Wednesday, August 24, 2011

Samuel One-Armed Berry

Among the hundreds of Civil War soldiers interred at the Albany Rural Cemetery are the remains of three Confederates, including Private Abasalom Bainbridge, one of the men who encountered John Wilkes Booth on the night before Lincoln's assassin was himself killed at Garrett's farm.

The headstone of Samuel O. Berry stands alone in an open meadow on the North Ridge, giving no hint of his violent history.

A schoolteacher and ordained minister from Kentucky, he served in the Confederate Army with Company G of the 6th Kentucky Calvary.

Following the death of his commanding officer, General John Hunt Morgan, Berry joined Henry Magruder's guerilla band in attacks on Union troops and supplies. It isn't clear whether he lost an arm in battle or in these raids, but he had become known as "One-Armed" Berry.

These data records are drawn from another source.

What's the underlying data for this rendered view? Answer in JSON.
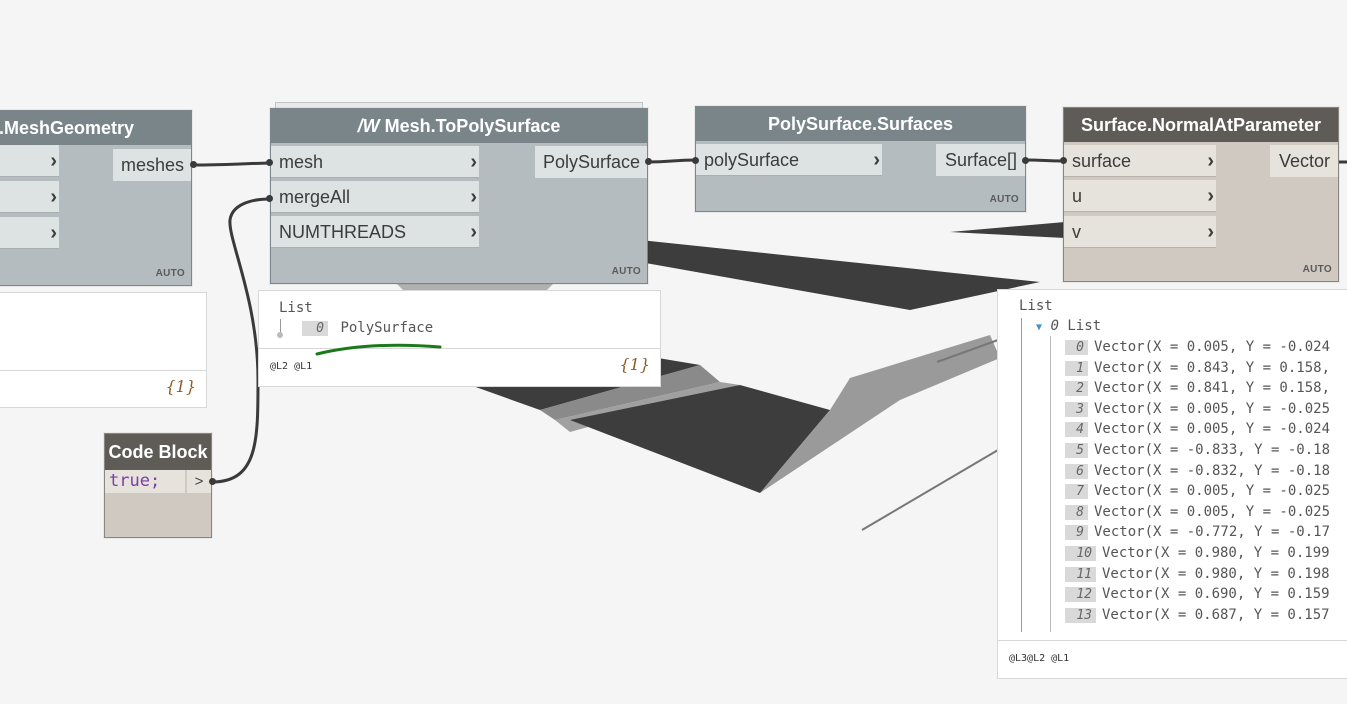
{
  "nodes": {
    "mesh_geometry": {
      "title": ".MeshGeometry",
      "output": "meshes",
      "auto": "AUTO",
      "count": "{1}"
    },
    "to_polysurface": {
      "title": "Mesh.ToPolySurface",
      "inputs": [
        "mesh",
        "mergeAll",
        "NUMTHREADS"
      ],
      "output": "PolySurface",
      "auto": "AUTO"
    },
    "polysurface_surfaces": {
      "title": "PolySurface.Surfaces",
      "input": "polySurface",
      "output": "Surface[]",
      "auto": "AUTO"
    },
    "normal_at_param": {
      "title": "Surface.NormalAtParameter",
      "inputs": [
        "surface",
        "u",
        "v"
      ],
      "output": "Vector",
      "auto": "AUTO"
    },
    "code_block": {
      "title": "Code Block",
      "code": "true;",
      "output_glyph": ">"
    }
  },
  "preview_polysurface": {
    "header": "List",
    "item_index": "0",
    "item_value": "PolySurface",
    "levels": "@L2 @L1",
    "count": "{1}"
  },
  "preview_vectors": {
    "header": "List",
    "sublist_index": "0",
    "sublist_label": "List",
    "levels": "@L3@L2 @L1",
    "items": [
      {
        "i": "0",
        "v": "Vector(X = 0.005, Y = -0.024"
      },
      {
        "i": "1",
        "v": "Vector(X = 0.843, Y = 0.158,"
      },
      {
        "i": "2",
        "v": "Vector(X = 0.841, Y = 0.158,"
      },
      {
        "i": "3",
        "v": "Vector(X = 0.005, Y = -0.025"
      },
      {
        "i": "4",
        "v": "Vector(X = 0.005, Y = -0.024"
      },
      {
        "i": "5",
        "v": "Vector(X = -0.833, Y = -0.18"
      },
      {
        "i": "6",
        "v": "Vector(X = -0.832, Y = -0.18"
      },
      {
        "i": "7",
        "v": "Vector(X = 0.005, Y = -0.025"
      },
      {
        "i": "8",
        "v": "Vector(X = 0.005, Y = -0.025"
      },
      {
        "i": "9",
        "v": "Vector(X = -0.772, Y = -0.17"
      },
      {
        "i": "10",
        "v": "Vector(X = 0.980, Y = 0.199"
      },
      {
        "i": "11",
        "v": "Vector(X = 0.980, Y = 0.198"
      },
      {
        "i": "12",
        "v": "Vector(X = 0.690, Y = 0.159"
      },
      {
        "i": "13",
        "v": "Vector(X = 0.687, Y = 0.157"
      }
    ]
  },
  "colors": {
    "canvas": "#f5f5f5",
    "node_header_grey": "#7a858a",
    "node_header_dark": "#5f5c58",
    "wire": "#3a3a3a",
    "annotation_stroke": "#1a7a1a"
  }
}
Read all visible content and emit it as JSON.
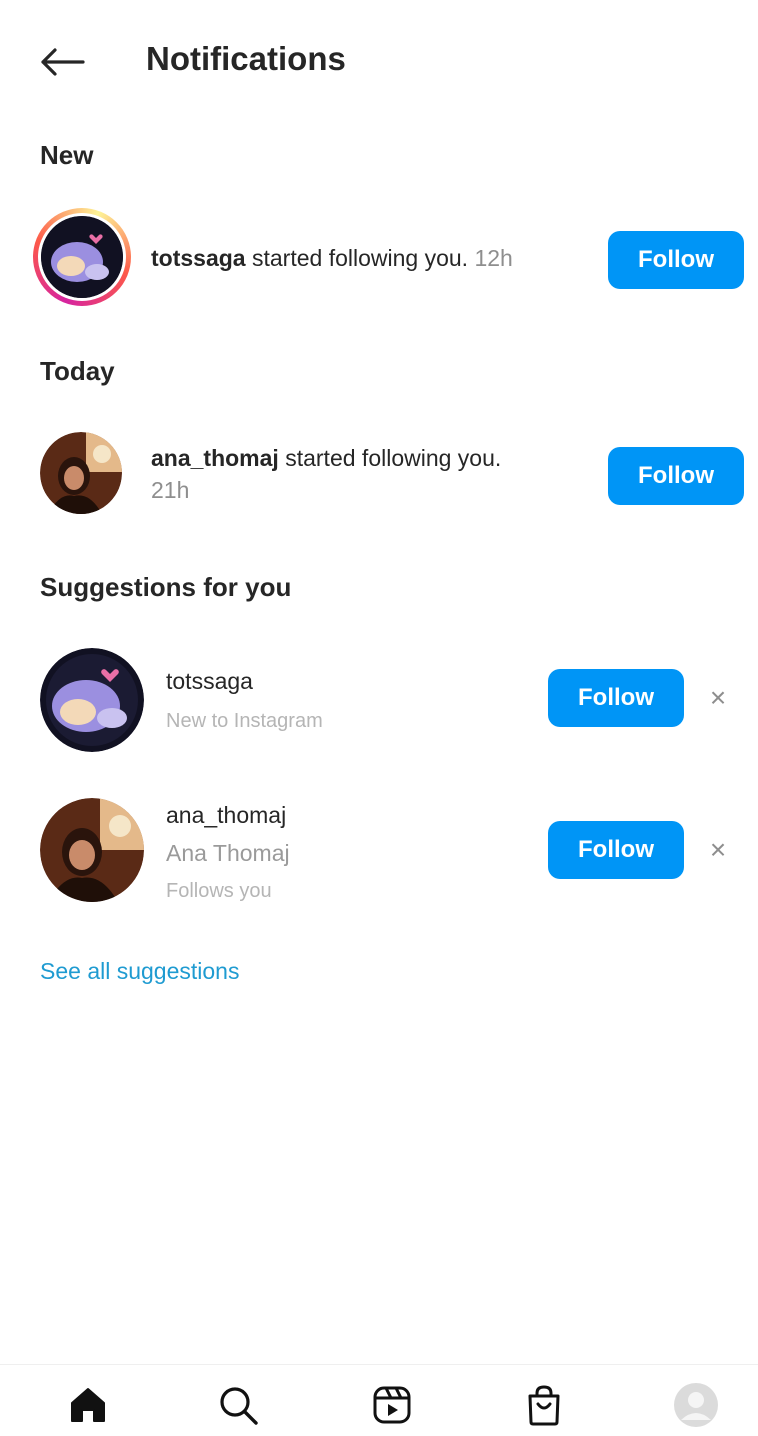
{
  "header": {
    "title": "Notifications",
    "back_icon": "arrow-left-icon"
  },
  "sections": {
    "new_title": "New",
    "today_title": "Today",
    "suggestions_title": "Suggestions for you"
  },
  "notifications": [
    {
      "username": "totssaga",
      "message": " started following you.",
      "time": "12h",
      "button_label": "Follow"
    },
    {
      "username": "ana_thomaj",
      "message": " started following you.",
      "time": "21h",
      "button_label": "Follow"
    }
  ],
  "suggestions": [
    {
      "username": "totssaga",
      "subtitle": "New to Instagram",
      "button_label": "Follow",
      "dismiss": "×"
    },
    {
      "username": "ana_thomaj",
      "full_name": "Ana Thomaj",
      "subtitle": "Follows you",
      "button_label": "Follow",
      "dismiss": "×"
    }
  ],
  "see_all_label": "See all suggestions",
  "bottom_nav": {
    "items": [
      "home-icon",
      "search-icon",
      "reels-icon",
      "shop-icon",
      "profile-icon"
    ]
  },
  "colors": {
    "primary": "#0095f6",
    "link": "#1f9bd1",
    "muted": "#8e8e8e"
  }
}
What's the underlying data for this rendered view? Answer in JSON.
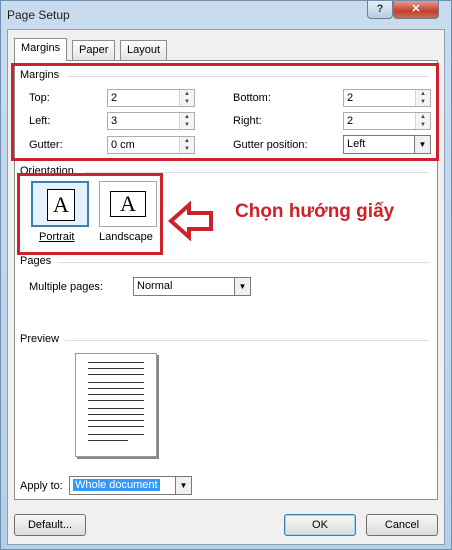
{
  "window": {
    "title": "Page Setup",
    "help_label": "?",
    "close_label": "✕"
  },
  "tabs": [
    {
      "label": "Margins",
      "active": true
    },
    {
      "label": "Paper",
      "active": false
    },
    {
      "label": "Layout",
      "active": false
    }
  ],
  "margins": {
    "section_label": "Margins",
    "top": {
      "label": "Top:",
      "value": "2"
    },
    "left": {
      "label": "Left:",
      "value": "3"
    },
    "gutter": {
      "label": "Gutter:",
      "value": "0 cm"
    },
    "bottom": {
      "label": "Bottom:",
      "value": "2"
    },
    "right": {
      "label": "Right:",
      "value": "2"
    },
    "gutter_position": {
      "label": "Gutter position:",
      "value": "Left"
    }
  },
  "orientation": {
    "section_label": "Orientation",
    "portrait_label": "Portrait",
    "landscape_label": "Landscape",
    "selected": "Portrait"
  },
  "annotation": {
    "text": "Chọn hướng giấy",
    "color": "#cc2229"
  },
  "pages": {
    "section_label": "Pages",
    "multiple_pages_label": "Multiple pages:",
    "multiple_pages_value": "Normal"
  },
  "preview": {
    "section_label": "Preview"
  },
  "apply_to": {
    "label": "Apply to:",
    "value": "Whole document"
  },
  "buttons": {
    "default_label": "Default...",
    "ok_label": "OK",
    "cancel_label": "Cancel"
  },
  "icons": {
    "page_glyph_letter": "A",
    "spin_up": "▲",
    "spin_down": "▼",
    "dropdown": "▼"
  }
}
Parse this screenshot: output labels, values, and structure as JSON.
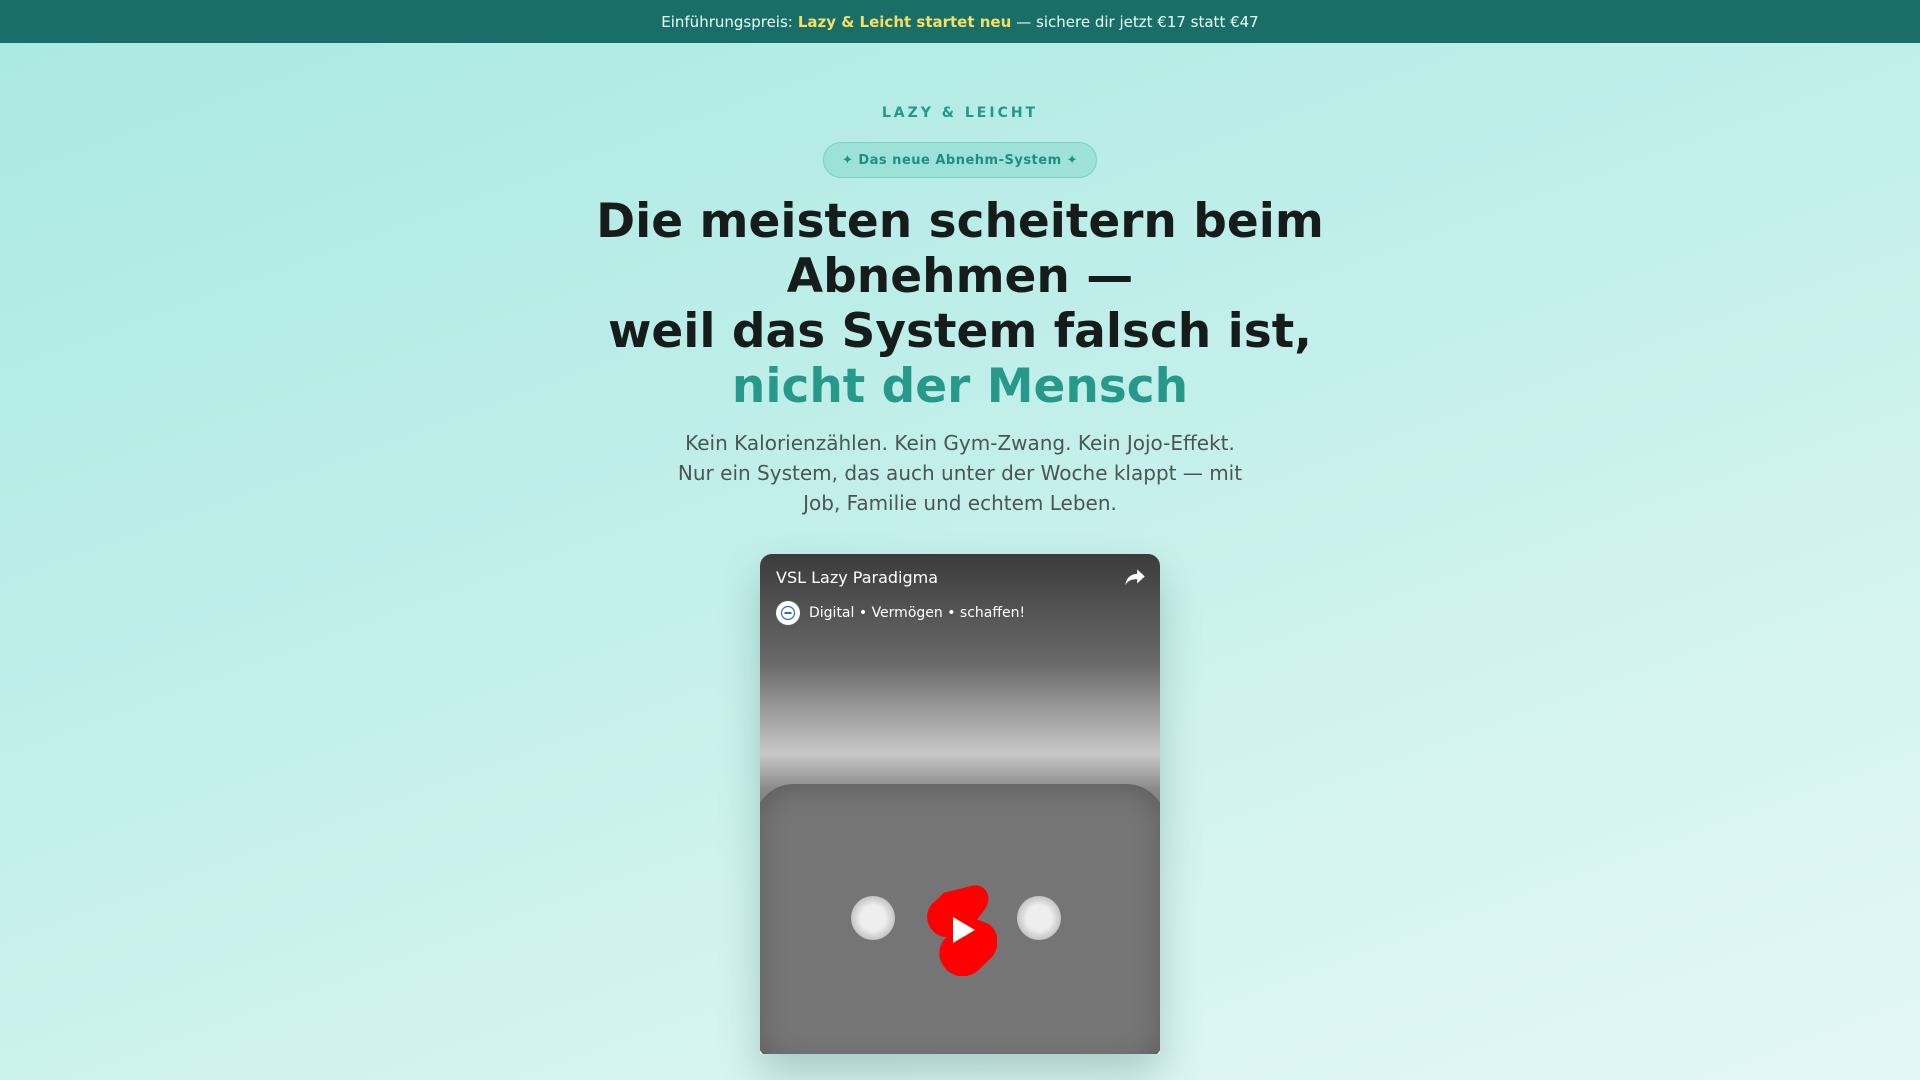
{
  "promo": {
    "prefix": "Einführungspreis:",
    "highlight": "Lazy & Leicht startet neu",
    "suffix": "— sichere dir jetzt €17 statt €47"
  },
  "hero": {
    "kicker": "LAZY & LEICHT",
    "badge": "✦ Das neue Abnehm-System ✦",
    "headline": {
      "line1": "Die meisten scheitern beim Abnehmen —",
      "line2": "weil das System falsch ist,",
      "accent": "nicht der Mensch"
    },
    "subline": "Kein Kalorienzählen. Kein Gym-Zwang. Kein Jojo-Effekt. Nur ein System, das auch unter der Woche klappt — mit Job, Familie und echtem Leben."
  },
  "video": {
    "title": "VSL Lazy Paradigma",
    "channel": "Digital • Vermögen • schaffen!",
    "share_icon": "share-arrow-icon",
    "play_icon": "youtube-shorts-play-icon",
    "brand_color": "#ff0000"
  },
  "colors": {
    "promo_bg": "#1a6e68",
    "promo_highlight": "#f7df62",
    "accent": "#26998b",
    "text": "#161c1b"
  }
}
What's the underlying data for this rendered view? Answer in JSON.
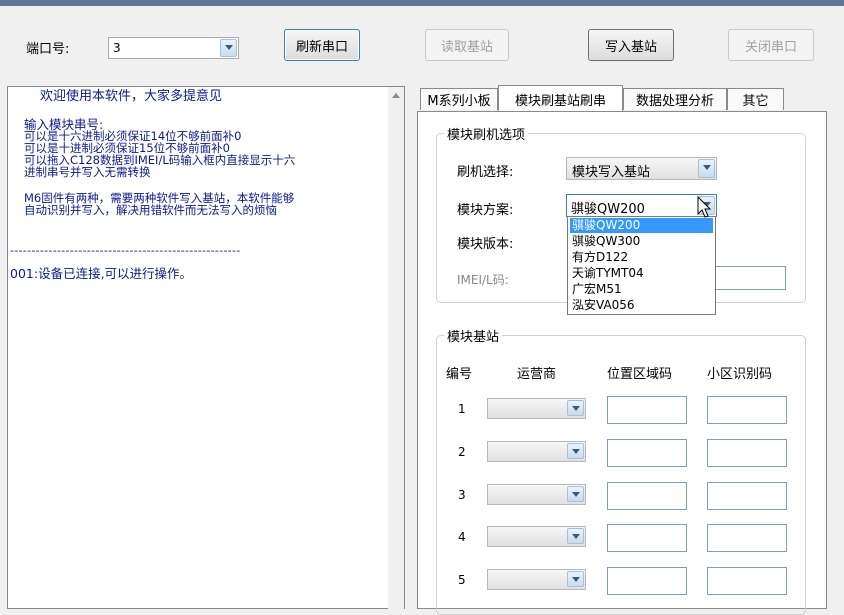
{
  "toolbar": {
    "port_label": "端口号:",
    "port_value": "3",
    "refresh_label": "刷新串口",
    "read_label": "读取基站",
    "write_label": "写入基站",
    "close_label": "关闭串口"
  },
  "log": {
    "lines": [
      "欢迎使用本软件，大家多提意见",
      "输入模块串号:",
      "可以是十六进制必须保证14位不够前面补0",
      "可以是十进制必须保证15位不够前面补0",
      "可以拖入C128数据到IMEI/L码输入框内直接显示十六",
      "进制串号并写入无需转换",
      "M6固件有两种，需要两种软件写入基站，本软件能够",
      "自动识别并写入，解决用错软件而无法写入的烦恼"
    ],
    "separator": "------------------------------------------------------",
    "status": "001:设备已连接,可以进行操作。"
  },
  "tabs": [
    "M系列小板",
    "模块刷基站刷串",
    "数据处理分析",
    "其它"
  ],
  "flash": {
    "group_title": "模块刷机选项",
    "select_label": "刷机选择:",
    "select_value": "模块写入基站",
    "scheme_label": "模块方案:",
    "scheme_value": "骐骏QW200",
    "version_label": "模块版本:",
    "imei_label": "IMEI/L码:",
    "options": [
      "骐骏QW200",
      "骐骏QW300",
      "有方D122",
      "天谕TYMT04",
      "广宏M51",
      "泓安VA056"
    ]
  },
  "station": {
    "group_title": "模块基站",
    "headers": [
      "编号",
      "运营商",
      "位置区域码",
      "小区识别码"
    ],
    "rows": [
      "1",
      "2",
      "3",
      "4",
      "5"
    ]
  },
  "colors": {
    "selection": "#3399ff",
    "log_text": "#0a1a8c",
    "title_bar": "#5e7593"
  }
}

He soon allied himself with Marcellus Jerome Clark, a fellow Kentucky soldier who gained notoriety for dressing as a woman and using the alias Sue Mundy.

Together, Samuel “One-Armed” Berry and Sue Mundy took part in a series of bloody crimes across Kentucky as a member of a band that, at times, included Frank James, Bill Marion, Jim Davis, James Younger, and William Quantrill. The brutal spree included the gunpoint robbery of survivors after a train derailment, pistol-whipping the clerk of a drugstore during a robbery, the killing of a hostage during a bank robbery, and the murder of innocent civilians during violent robberies.

After Sue Mundy was captured, tried and hanged in early 1865, One-Armed Berry continued his vicious attacks for several more months before his own capture. When he was brought to trial in 1866, he face twelve counts of murder, six counts of robbery, and two counts of rape. Convicted, he was originally sentenced to hang, but his sentence was commuted to ten years of hard labor at the Albany Penitentiary. The old Penitentiary stood just off modern-day Delaware Avenue near the present sites of the Stratton V.A. Hospital and Hackett Middle School.

Berry served seven and a half years of his sentence before dying of tuberculosis at the age of thirty-four.


  1. That's interesting that he made it out to Albany Rural. It appears that there was a cemetery just for the penitentiary, but so far I haven't found any records or proof, and I'm not 100% certain it was separate from the Almshouse cemetery.

  2. That reminds me...I've either read or heard that there were some graves found at the penitentiary site itself around the time they built Hackett. But it was so long ago that I can't remember where I read that or who told me.

  3. He died an "old man" compared to most of his comrades.

  4. see the book "Four Years With Morgan and Forrest" by Colonel Thomas F. Berry......available from Amazon......the two were brothers and fought and were imprisoned together....